NOCO Will Continue on Despite Sale of Its C-stores

NOCO Energy trucks

TONAWANDA, N.Y. — With Marathon Petroleum Corp.'s (MPC) pending acquisition of 33 convenience stores from NOCO Energy Corp.'s, the NOCO Express banner will all but soon disappear from the upstate New York landscape.

Once the deal is complete, MPC will rebrand the locations as Speedway, the lead banner of its retail arm Speedway LLC, as Convenience Store News previously reported. The transaction also includes a 900,000-barrel capacity light product and asphalt terminal in Buffalo.

Six NOCO Express c-stores are not included in the deal.

After the sale, parent company NOCO will move forward focusing on its energy services business, which includes home, commercial and farm services.

The family-owned company also has expansion and acquisitions on its to-do list, notably in the highly fragmented home heating oil and propane business, according to The Buffalo News.

"We're a big part of the Western New York economy," said NOCO President James Newman said. "We want to become a bigger part of the green energy economy. But we still have a large business to run here in Western New York."

The other segments may not be as well known to the public as the stores, but they actually make up the bulk of NOCO's business. With the rebranding of its c-stores to Speedway, it will lose the brand awareness its retail operations brought the company, the report added.

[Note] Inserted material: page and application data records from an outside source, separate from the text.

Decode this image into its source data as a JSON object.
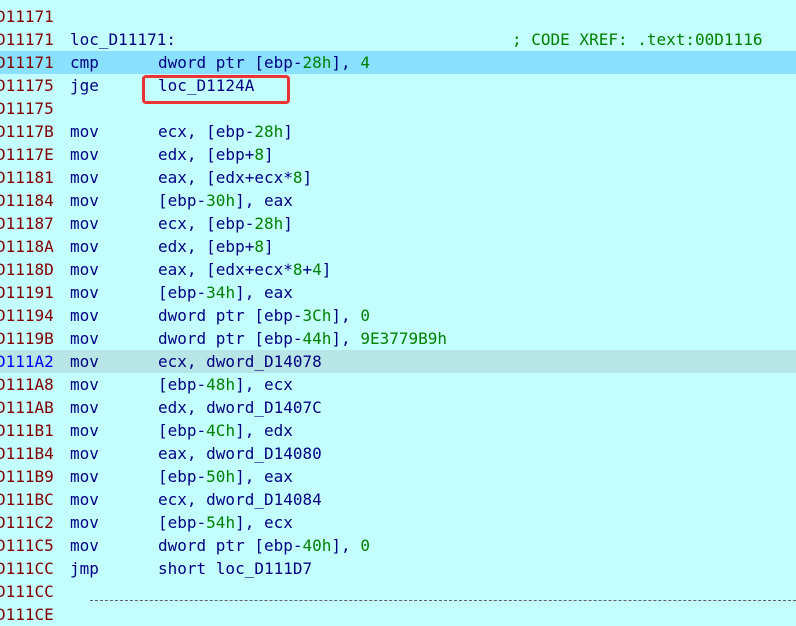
{
  "lines": [
    {
      "addr": "D11171",
      "mnem": "",
      "ops": []
    },
    {
      "addr": "D11171",
      "label": "loc_D11171:",
      "comment": "; CODE XREF: .text:00D1116"
    },
    {
      "addr": "D11171",
      "mnem": "cmp",
      "ops": [
        [
          "dword ptr [ebp-",
          "t"
        ],
        [
          "28h",
          "n"
        ],
        [
          "], ",
          "t"
        ],
        [
          "4",
          "n"
        ]
      ],
      "selected": true
    },
    {
      "addr": "D11175",
      "mnem": "jge",
      "ops": [
        [
          "loc_D1124A",
          "t"
        ]
      ]
    },
    {
      "addr": "D11175",
      "mnem": "",
      "ops": []
    },
    {
      "addr": "D1117B",
      "mnem": "mov",
      "ops": [
        [
          "ecx, [ebp-",
          "t"
        ],
        [
          "28h",
          "n"
        ],
        [
          "]",
          "t"
        ]
      ]
    },
    {
      "addr": "D1117E",
      "mnem": "mov",
      "ops": [
        [
          "edx, [ebp+",
          "t"
        ],
        [
          "8",
          "n"
        ],
        [
          "]",
          "t"
        ]
      ]
    },
    {
      "addr": "D11181",
      "mnem": "mov",
      "ops": [
        [
          "eax, [edx+ecx*",
          "t"
        ],
        [
          "8",
          "n"
        ],
        [
          "]",
          "t"
        ]
      ]
    },
    {
      "addr": "D11184",
      "mnem": "mov",
      "ops": [
        [
          "[ebp-",
          "t"
        ],
        [
          "30h",
          "n"
        ],
        [
          "], eax",
          "t"
        ]
      ]
    },
    {
      "addr": "D11187",
      "mnem": "mov",
      "ops": [
        [
          "ecx, [ebp-",
          "t"
        ],
        [
          "28h",
          "n"
        ],
        [
          "]",
          "t"
        ]
      ]
    },
    {
      "addr": "D1118A",
      "mnem": "mov",
      "ops": [
        [
          "edx, [ebp+",
          "t"
        ],
        [
          "8",
          "n"
        ],
        [
          "]",
          "t"
        ]
      ]
    },
    {
      "addr": "D1118D",
      "mnem": "mov",
      "ops": [
        [
          "eax, [edx+ecx*",
          "t"
        ],
        [
          "8",
          "n"
        ],
        [
          "+",
          "t"
        ],
        [
          "4",
          "n"
        ],
        [
          "]",
          "t"
        ]
      ]
    },
    {
      "addr": "D11191",
      "mnem": "mov",
      "ops": [
        [
          "[ebp-",
          "t"
        ],
        [
          "34h",
          "n"
        ],
        [
          "], eax",
          "t"
        ]
      ]
    },
    {
      "addr": "D11194",
      "mnem": "mov",
      "ops": [
        [
          "dword ptr [ebp-",
          "t"
        ],
        [
          "3Ch",
          "n"
        ],
        [
          "], ",
          "t"
        ],
        [
          "0",
          "n"
        ]
      ]
    },
    {
      "addr": "D1119B",
      "mnem": "mov",
      "ops": [
        [
          "dword ptr [ebp-",
          "t"
        ],
        [
          "44h",
          "n"
        ],
        [
          "], ",
          "t"
        ],
        [
          "9E3779B9h",
          "n"
        ]
      ]
    },
    {
      "addr": "D111A2",
      "mnem": "mov",
      "ops": [
        [
          "ecx, dword_D14078",
          "t"
        ]
      ],
      "highlight": true
    },
    {
      "addr": "D111A8",
      "mnem": "mov",
      "ops": [
        [
          "[ebp-",
          "t"
        ],
        [
          "48h",
          "n"
        ],
        [
          "], ecx",
          "t"
        ]
      ]
    },
    {
      "addr": "D111AB",
      "mnem": "mov",
      "ops": [
        [
          "edx, dword_D1407C",
          "t"
        ]
      ]
    },
    {
      "addr": "D111B1",
      "mnem": "mov",
      "ops": [
        [
          "[ebp-",
          "t"
        ],
        [
          "4Ch",
          "n"
        ],
        [
          "], edx",
          "t"
        ]
      ]
    },
    {
      "addr": "D111B4",
      "mnem": "mov",
      "ops": [
        [
          "eax, dword_D14080",
          "t"
        ]
      ]
    },
    {
      "addr": "D111B9",
      "mnem": "mov",
      "ops": [
        [
          "[ebp-",
          "t"
        ],
        [
          "50h",
          "n"
        ],
        [
          "], eax",
          "t"
        ]
      ]
    },
    {
      "addr": "D111BC",
      "mnem": "mov",
      "ops": [
        [
          "ecx, dword_D14084",
          "t"
        ]
      ]
    },
    {
      "addr": "D111C2",
      "mnem": "mov",
      "ops": [
        [
          "[ebp-",
          "t"
        ],
        [
          "54h",
          "n"
        ],
        [
          "], ecx",
          "t"
        ]
      ]
    },
    {
      "addr": "D111C5",
      "mnem": "mov",
      "ops": [
        [
          "dword ptr [ebp-",
          "t"
        ],
        [
          "40h",
          "n"
        ],
        [
          "], ",
          "t"
        ],
        [
          "0",
          "n"
        ]
      ]
    },
    {
      "addr": "D111CC",
      "mnem": "jmp",
      "ops": [
        [
          "short loc_D111D7",
          "t"
        ]
      ]
    },
    {
      "addr": "D111CC",
      "mnem": "",
      "ops": []
    },
    {
      "addr": "D111CE",
      "mnem": "",
      "ops": []
    }
  ],
  "colors": {
    "background": "#c4ffff",
    "selected_row": "#8ae0ff",
    "highlight_row": "#b8e6e6",
    "address": "#800000",
    "operand": "#000080",
    "number": "#008000",
    "comment": "#008000",
    "callout_border": "#ee3333"
  }
}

"But there is much more to the convenience store business than meets the eye," Newman said. "We always said it was 90 percent of our visibility but 20 percent of our business."

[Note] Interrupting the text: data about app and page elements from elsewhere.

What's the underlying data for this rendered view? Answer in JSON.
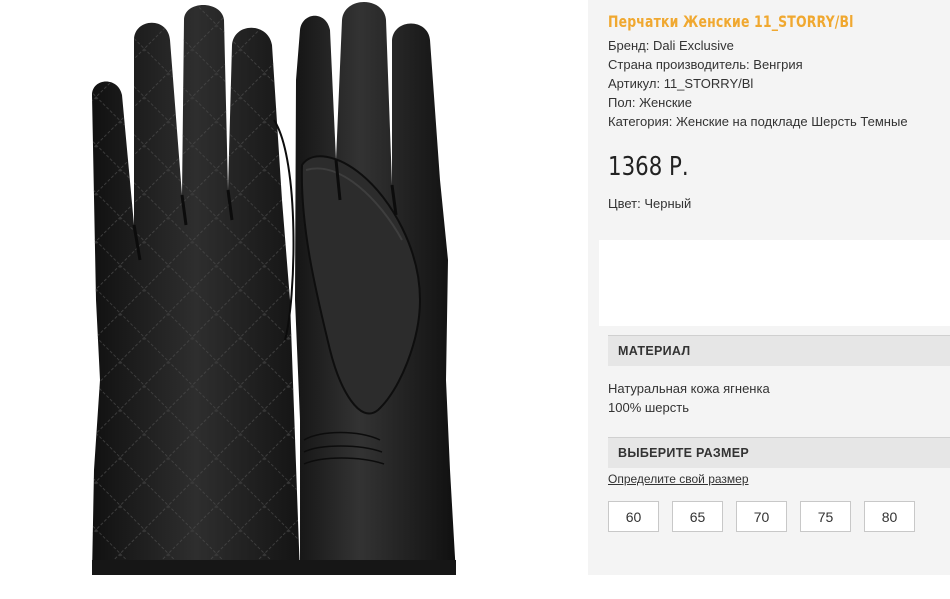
{
  "product": {
    "title": "Перчатки Женские 11_STORRY/Bl",
    "specs": [
      "Бренд: Dali Exclusive",
      "Страна производитель: Венгрия",
      "Артикул: 11_STORRY/Bl",
      "Пол: Женские",
      "Категория: Женские на подкладе Шерсть Темные"
    ],
    "price": "1368 Р.",
    "color": "Цвет: Черный",
    "image": "black-leather-quilted-gloves"
  },
  "material": {
    "heading": "МАТЕРИАЛ",
    "lines": [
      "Натуральная кожа ягненка",
      "100% шерсть"
    ]
  },
  "size_section": {
    "heading": "ВЫБЕРИТЕ РАЗМЕР",
    "link": "Определите свой размер",
    "sizes": [
      "60",
      "65",
      "70",
      "75",
      "80"
    ]
  },
  "colors": {
    "title": "#f0a830",
    "panel": "#f4f4f4",
    "section_header": "#e6e6e6",
    "glove": "#1c1c1c"
  }
}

The Newman family weighed the costs pressures of the convenience and decided to accept MPC's offer. NOCO has roughly 300 jobs connected to its retail operations and 15 jobs tied to its terminal.

"The emotional side of working with these people for many years and then having to give them this news has been softened a little bit in that Marathon/Speedway have come in and been very upfront and have certainly offered career opportunities to just about everybody that's working for us right now," Newman said.

Without its c-store segment and the terminal, NOCO will have revenues of approximately $350 million to $400 million, and 310 employees.

"We don't think we're going to see a lot of volume leave our sales portfolio, short of the volume that's going through our convenience stores," Newman adding that the MPC transaction will free up money to devote to the remaining business, like buying new trucks, hiring employees and investing in capacity storage in its bulk plants.

Newman expects NOCO will maintain a business relationship with Marathon, with the latter supplying gasoline and diesel fuel to NOCO, the report added.

"We're looking out the next 10 years — what do we want to be in the next wave of NOCO?" Newman said. "We were coal, we were oil, now we're in natural gas, we're in propane, we're in electric.

"We get out of all these heavily capital-intensive businesses with very modest returns," he told The Buffalo News. "We can move toward businesses that are emerging and have greater return, and we can start to really offer new products to our customers that we currently don't have in the portfolio."